I don't believe it is as simple as that. Respiration requires energy, and you respire more with more vigorous exercise. Plus you have to factor in the increased work required to oppose wind resistance at higher speeds.

Consider a car as an example. It is more fuel efficient to travel 100 miles at 50mph than it is at 100mph.
In reply to Swirly: You are correct that calories are a measure or energy, but your assertion that time makes no difference is only true in certain circumstances.

Moving a mass a certain distance actually requires no energy at all because work = force*distance. If the mass is moving at a particular speed and requires no force to continue moving at that speed then no energy will be consumed no matter how far it moves.

If however you are going vertically upwards, then you must apply force to overcome gravity. To maintain a steady speed you must exactly match the force of gravity, so the force is m*g and the energy is just m*g*h where h is the vertical distance moved. In this situation, the distance is indeed the only variable.

However, the energy you lose cycling up a hill, you get back by descending it (kind of, obviously it doesn't refill your stomach, but if does give you 'free' speed). Most of the energy you actually expend on a bike is lost to air resistance. Air resistance is greater the faster you travel, but rather tha being proportional to speed it is proportional to speed squared. This means that if you travel a fixed distance very fast, you will lose more energy than someone travelling the same distance very slowly.

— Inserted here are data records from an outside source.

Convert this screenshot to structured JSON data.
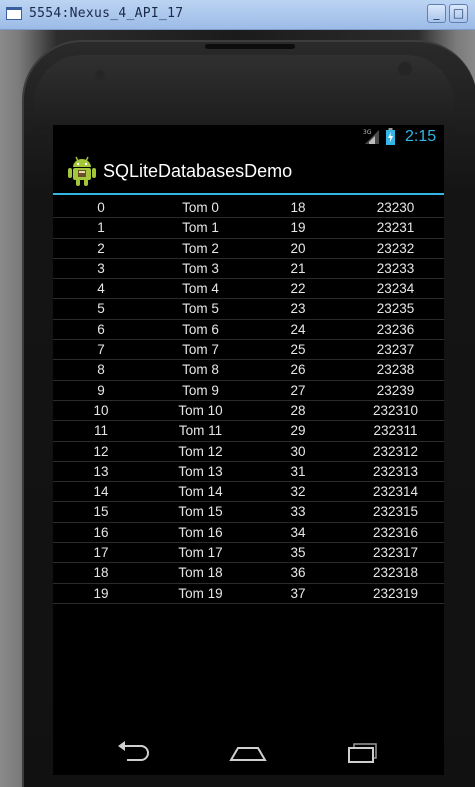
{
  "window": {
    "title": "5554:Nexus_4_API_17",
    "minimize_label": "_",
    "maximize_label": "□",
    "icon": "window-icon"
  },
  "status_bar": {
    "time": "2:15",
    "network_label": "3G",
    "icons": [
      "signal-icon",
      "battery-charging-icon"
    ],
    "accent": "#33b5e5"
  },
  "action_bar": {
    "title": "SQLiteDatabasesDemo",
    "icon": "android-app-icon"
  },
  "rows": [
    {
      "id": "0",
      "name": "Tom 0",
      "age": "18",
      "phone": "23230"
    },
    {
      "id": "1",
      "name": "Tom 1",
      "age": "19",
      "phone": "23231"
    },
    {
      "id": "2",
      "name": "Tom 2",
      "age": "20",
      "phone": "23232"
    },
    {
      "id": "3",
      "name": "Tom 3",
      "age": "21",
      "phone": "23233"
    },
    {
      "id": "4",
      "name": "Tom 4",
      "age": "22",
      "phone": "23234"
    },
    {
      "id": "5",
      "name": "Tom 5",
      "age": "23",
      "phone": "23235"
    },
    {
      "id": "6",
      "name": "Tom 6",
      "age": "24",
      "phone": "23236"
    },
    {
      "id": "7",
      "name": "Tom 7",
      "age": "25",
      "phone": "23237"
    },
    {
      "id": "8",
      "name": "Tom 8",
      "age": "26",
      "phone": "23238"
    },
    {
      "id": "9",
      "name": "Tom 9",
      "age": "27",
      "phone": "23239"
    },
    {
      "id": "10",
      "name": "Tom 10",
      "age": "28",
      "phone": "232310"
    },
    {
      "id": "11",
      "name": "Tom 11",
      "age": "29",
      "phone": "232311"
    },
    {
      "id": "12",
      "name": "Tom 12",
      "age": "30",
      "phone": "232312"
    },
    {
      "id": "13",
      "name": "Tom 13",
      "age": "31",
      "phone": "232313"
    },
    {
      "id": "14",
      "name": "Tom 14",
      "age": "32",
      "phone": "232314"
    },
    {
      "id": "15",
      "name": "Tom 15",
      "age": "33",
      "phone": "232315"
    },
    {
      "id": "16",
      "name": "Tom 16",
      "age": "34",
      "phone": "232316"
    },
    {
      "id": "17",
      "name": "Tom 17",
      "age": "35",
      "phone": "232317"
    },
    {
      "id": "18",
      "name": "Tom 18",
      "age": "36",
      "phone": "232318"
    },
    {
      "id": "19",
      "name": "Tom 19",
      "age": "37",
      "phone": "232319"
    }
  ],
  "nav_bar": {
    "icons": [
      "back-icon",
      "home-icon",
      "recent-apps-icon"
    ]
  }
}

Therefore calories are critically dependent on speed AND distance.